### WHAT IS EXPECTED
Using the data below, work out how many lines contain the word "text", then state that number without comment.

::: AVAILABLE RECORDS :::

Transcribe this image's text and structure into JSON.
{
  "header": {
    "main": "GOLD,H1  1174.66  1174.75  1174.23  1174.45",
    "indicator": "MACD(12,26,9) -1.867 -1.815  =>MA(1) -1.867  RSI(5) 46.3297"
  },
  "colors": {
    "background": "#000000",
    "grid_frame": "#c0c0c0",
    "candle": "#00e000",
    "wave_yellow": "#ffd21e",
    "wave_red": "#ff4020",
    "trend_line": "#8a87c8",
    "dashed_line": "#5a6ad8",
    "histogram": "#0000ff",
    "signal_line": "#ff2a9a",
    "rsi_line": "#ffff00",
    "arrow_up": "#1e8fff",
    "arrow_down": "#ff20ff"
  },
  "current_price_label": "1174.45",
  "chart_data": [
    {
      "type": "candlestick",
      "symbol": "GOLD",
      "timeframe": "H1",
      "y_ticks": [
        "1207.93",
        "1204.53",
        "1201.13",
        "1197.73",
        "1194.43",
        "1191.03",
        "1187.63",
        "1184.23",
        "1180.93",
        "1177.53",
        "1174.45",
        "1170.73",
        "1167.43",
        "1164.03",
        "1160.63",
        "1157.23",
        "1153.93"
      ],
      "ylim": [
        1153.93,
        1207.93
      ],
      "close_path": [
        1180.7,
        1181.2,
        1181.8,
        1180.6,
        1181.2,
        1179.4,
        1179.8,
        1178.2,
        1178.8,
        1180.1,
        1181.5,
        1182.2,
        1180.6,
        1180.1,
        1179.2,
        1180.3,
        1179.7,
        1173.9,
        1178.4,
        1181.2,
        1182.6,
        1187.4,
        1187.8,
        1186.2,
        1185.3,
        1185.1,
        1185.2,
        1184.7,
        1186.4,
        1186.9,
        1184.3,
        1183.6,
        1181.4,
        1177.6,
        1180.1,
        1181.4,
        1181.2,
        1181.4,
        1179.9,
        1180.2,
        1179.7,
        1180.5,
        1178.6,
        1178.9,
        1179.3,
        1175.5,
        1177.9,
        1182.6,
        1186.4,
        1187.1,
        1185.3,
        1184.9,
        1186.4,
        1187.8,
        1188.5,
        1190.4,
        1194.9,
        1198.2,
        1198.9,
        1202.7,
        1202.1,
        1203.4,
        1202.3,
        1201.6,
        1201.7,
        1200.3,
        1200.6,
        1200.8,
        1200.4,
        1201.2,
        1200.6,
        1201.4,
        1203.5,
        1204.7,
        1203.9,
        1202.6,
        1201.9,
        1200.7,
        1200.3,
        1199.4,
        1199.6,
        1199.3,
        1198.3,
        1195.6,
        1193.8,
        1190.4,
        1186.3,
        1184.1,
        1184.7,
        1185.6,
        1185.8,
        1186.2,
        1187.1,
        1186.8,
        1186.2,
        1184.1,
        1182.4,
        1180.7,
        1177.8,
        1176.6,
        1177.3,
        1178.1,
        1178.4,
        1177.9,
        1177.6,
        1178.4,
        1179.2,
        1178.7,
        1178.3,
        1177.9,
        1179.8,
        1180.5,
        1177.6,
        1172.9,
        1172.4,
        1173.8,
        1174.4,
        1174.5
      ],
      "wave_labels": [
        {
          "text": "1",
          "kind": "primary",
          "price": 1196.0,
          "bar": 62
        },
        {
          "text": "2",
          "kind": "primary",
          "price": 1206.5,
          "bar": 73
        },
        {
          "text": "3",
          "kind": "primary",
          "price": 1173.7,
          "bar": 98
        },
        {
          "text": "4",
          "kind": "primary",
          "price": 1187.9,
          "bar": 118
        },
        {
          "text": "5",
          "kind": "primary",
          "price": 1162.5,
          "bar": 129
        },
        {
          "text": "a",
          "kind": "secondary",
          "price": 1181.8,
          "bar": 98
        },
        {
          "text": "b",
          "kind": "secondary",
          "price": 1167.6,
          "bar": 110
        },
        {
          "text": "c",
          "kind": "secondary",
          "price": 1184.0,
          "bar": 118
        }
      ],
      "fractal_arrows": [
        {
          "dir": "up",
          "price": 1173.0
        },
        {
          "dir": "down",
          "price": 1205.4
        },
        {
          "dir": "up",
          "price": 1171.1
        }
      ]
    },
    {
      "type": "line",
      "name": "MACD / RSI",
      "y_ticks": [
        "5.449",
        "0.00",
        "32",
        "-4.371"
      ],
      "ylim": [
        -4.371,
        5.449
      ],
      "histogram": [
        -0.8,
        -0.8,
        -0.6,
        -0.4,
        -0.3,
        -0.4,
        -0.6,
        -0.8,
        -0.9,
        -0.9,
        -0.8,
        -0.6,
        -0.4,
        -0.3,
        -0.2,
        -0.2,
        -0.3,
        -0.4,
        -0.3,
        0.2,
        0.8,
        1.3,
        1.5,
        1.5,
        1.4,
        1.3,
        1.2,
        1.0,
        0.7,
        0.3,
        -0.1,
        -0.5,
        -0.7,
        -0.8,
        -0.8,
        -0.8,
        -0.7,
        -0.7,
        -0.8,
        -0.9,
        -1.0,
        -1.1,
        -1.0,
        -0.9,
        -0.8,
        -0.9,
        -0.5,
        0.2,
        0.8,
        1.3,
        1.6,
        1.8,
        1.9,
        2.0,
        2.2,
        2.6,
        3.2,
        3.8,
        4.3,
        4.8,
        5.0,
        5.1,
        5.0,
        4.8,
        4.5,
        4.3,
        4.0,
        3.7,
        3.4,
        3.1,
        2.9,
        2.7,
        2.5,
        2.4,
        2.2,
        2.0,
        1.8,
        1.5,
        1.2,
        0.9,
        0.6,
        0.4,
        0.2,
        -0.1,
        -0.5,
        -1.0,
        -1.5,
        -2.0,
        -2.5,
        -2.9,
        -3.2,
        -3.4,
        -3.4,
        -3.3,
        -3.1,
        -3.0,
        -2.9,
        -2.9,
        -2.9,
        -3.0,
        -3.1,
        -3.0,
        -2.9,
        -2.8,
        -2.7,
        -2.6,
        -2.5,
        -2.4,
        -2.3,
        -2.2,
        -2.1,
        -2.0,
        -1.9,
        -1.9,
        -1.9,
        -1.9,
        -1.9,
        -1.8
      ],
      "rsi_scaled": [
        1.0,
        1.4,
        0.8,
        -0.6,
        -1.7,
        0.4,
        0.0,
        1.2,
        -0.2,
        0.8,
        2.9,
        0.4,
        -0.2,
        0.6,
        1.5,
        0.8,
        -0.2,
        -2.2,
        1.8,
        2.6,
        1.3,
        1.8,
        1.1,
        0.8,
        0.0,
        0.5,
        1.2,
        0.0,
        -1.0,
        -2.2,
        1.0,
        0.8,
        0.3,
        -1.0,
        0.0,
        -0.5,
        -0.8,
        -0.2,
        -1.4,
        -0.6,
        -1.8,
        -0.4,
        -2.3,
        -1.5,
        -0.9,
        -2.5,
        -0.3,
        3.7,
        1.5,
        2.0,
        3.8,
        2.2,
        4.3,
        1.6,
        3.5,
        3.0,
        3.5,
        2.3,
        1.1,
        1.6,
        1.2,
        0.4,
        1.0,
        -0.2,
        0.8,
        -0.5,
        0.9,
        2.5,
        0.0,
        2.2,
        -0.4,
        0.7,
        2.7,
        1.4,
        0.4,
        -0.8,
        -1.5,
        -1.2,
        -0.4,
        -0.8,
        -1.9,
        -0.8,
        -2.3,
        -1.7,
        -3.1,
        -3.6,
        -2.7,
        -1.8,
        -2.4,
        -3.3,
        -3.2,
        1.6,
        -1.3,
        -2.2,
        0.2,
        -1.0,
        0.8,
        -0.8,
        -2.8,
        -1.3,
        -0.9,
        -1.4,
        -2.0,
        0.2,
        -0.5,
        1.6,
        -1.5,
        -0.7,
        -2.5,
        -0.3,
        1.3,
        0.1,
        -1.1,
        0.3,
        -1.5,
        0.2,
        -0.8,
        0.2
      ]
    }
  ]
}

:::

### SOLUTION TO THIS TASK
9